This assumption is most fully reflected in the Phoenix Affirmations—twelve principles that are widely acknowledged in the Progressive community as constituting the backbone of their faith. I had the pleasure of writing the first commentary on the Phoenix Affirmations, and a follow-up book, Asphalt Jesus, that chronicles a walk across America by Progressive Christians to raise awareness of the Phoenix Affirmations and explores the Affirmations "in action."

In recent years I've become more skeptical that Progressives are any more attuned to the revolutionary power of Christian faith than others.

Progressives place great emphasis on loving God and neighbor through acts of compassion and social justice, which I applaud and try to embody, but many seem also to believe that any attempt to develop one's spiritual path, or a personal relationship with Spirit, is a waste of time and energy at best, and a subverting of the call to seek justice at worst. Personally, I have no hope that social justice, as Jesus would envision it in our day, has more than a cheese ball's chance at a rat convention, apart from serious and sustained attention to personal spiritual disciplines and self-care.

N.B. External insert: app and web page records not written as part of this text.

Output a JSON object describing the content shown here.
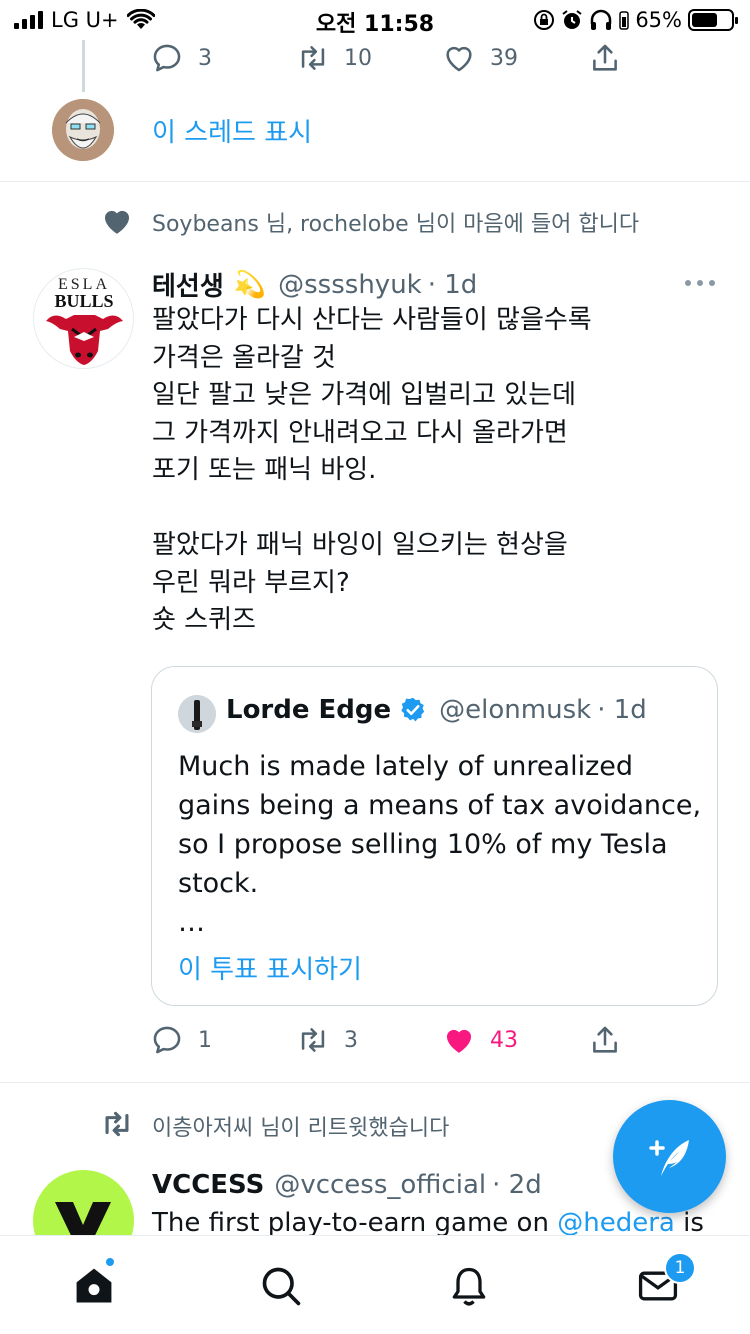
{
  "status_bar": {
    "carrier": "LG U+",
    "time": "오전 11:58",
    "battery": "65%",
    "battery_level": 0.65
  },
  "thread_top": {
    "reply_count": "3",
    "retweet_count": "10",
    "like_count": "39",
    "show_thread_label": "이 스레드 표시"
  },
  "tweet1": {
    "social_context": "Soybeans 님, rochelobe 님이 마음에 들어 합니다",
    "display_name": "테선생",
    "emoji": "💫",
    "handle": "@sssshyuk",
    "time": "· 1d",
    "text_lines": [
      "팔았다가 다시 산다는 사람들이 많을수록",
      "가격은 올라갈 것",
      "일단 팔고 낮은 가격에 입벌리고 있는데",
      "그 가격까지 안내려오고 다시 올라가면",
      "포기 또는 패닉 바잉.",
      "",
      "팔았다가 패닉 바잉이 일으키는 현상을",
      "우린 뭐라 부르지?",
      "숏 스퀴즈"
    ],
    "avatar_text": {
      "top": "ESLA",
      "bottom": "BULLS"
    },
    "quote": {
      "display_name": "Lorde Edge",
      "handle": "@elonmusk",
      "time": "· 1d",
      "text_lines": [
        "Much is made lately of unrealized",
        "gains being a means of tax avoidance,",
        "so I propose selling 10% of my Tesla",
        "stock.",
        "…"
      ],
      "show_poll_label": "이 투표 표시하기"
    },
    "reply_count": "1",
    "retweet_count": "3",
    "like_count": "43"
  },
  "tweet2": {
    "social_context": "이층아저씨 님이 리트윗했습니다",
    "display_name": "VCCESS",
    "handle": "@vccess_official",
    "time": "· 2d",
    "text_prefix": "The first play-to-earn game on ",
    "mention": "@hedera",
    "text_suffix": " is"
  },
  "tabbar": {
    "messages_badge": "1"
  },
  "colors": {
    "accent": "#1d9bf0",
    "like_active": "#f91880",
    "muted": "#536471"
  }
}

While I've become skeptical of the Progressive label, I am increasingly confident that the revolution envisioned by Jesus—or at least the revolution envisioned for our day—is actually occurring.

What follows are twelve areas where I find Christians letting go of old orthodoxies and embracing a more expansive, revolutionary one. If the term "Progressive" holds these areas together, then I'll gladly recommit to it as a personal label. But really, I'll be glad to call myself by whatever term does it best.

Love of God

  1. Christians are letting go of the notion that their particular faith is the only legitimate one on the planet. They are embracing an understanding that Godis greater than our imagination can comprehend, and thus may very well speak within other faiths.
  2. Christians are letting go of literal and inerrant interpretations of their sacred texts. They are embracing a more ancient, prayerful, non-literal approach to these same texts, and finding new sacred texts as well.
  3. Christians are letting go of the notion that people of faith are called to dominate nature. They are embracing a more organic understanding of human relationship with the earth.
  4. Christians are letting go of empty worship conventions and creeds. They are embracing more diverse, creative, engaging approaches, often making strong use of the arts.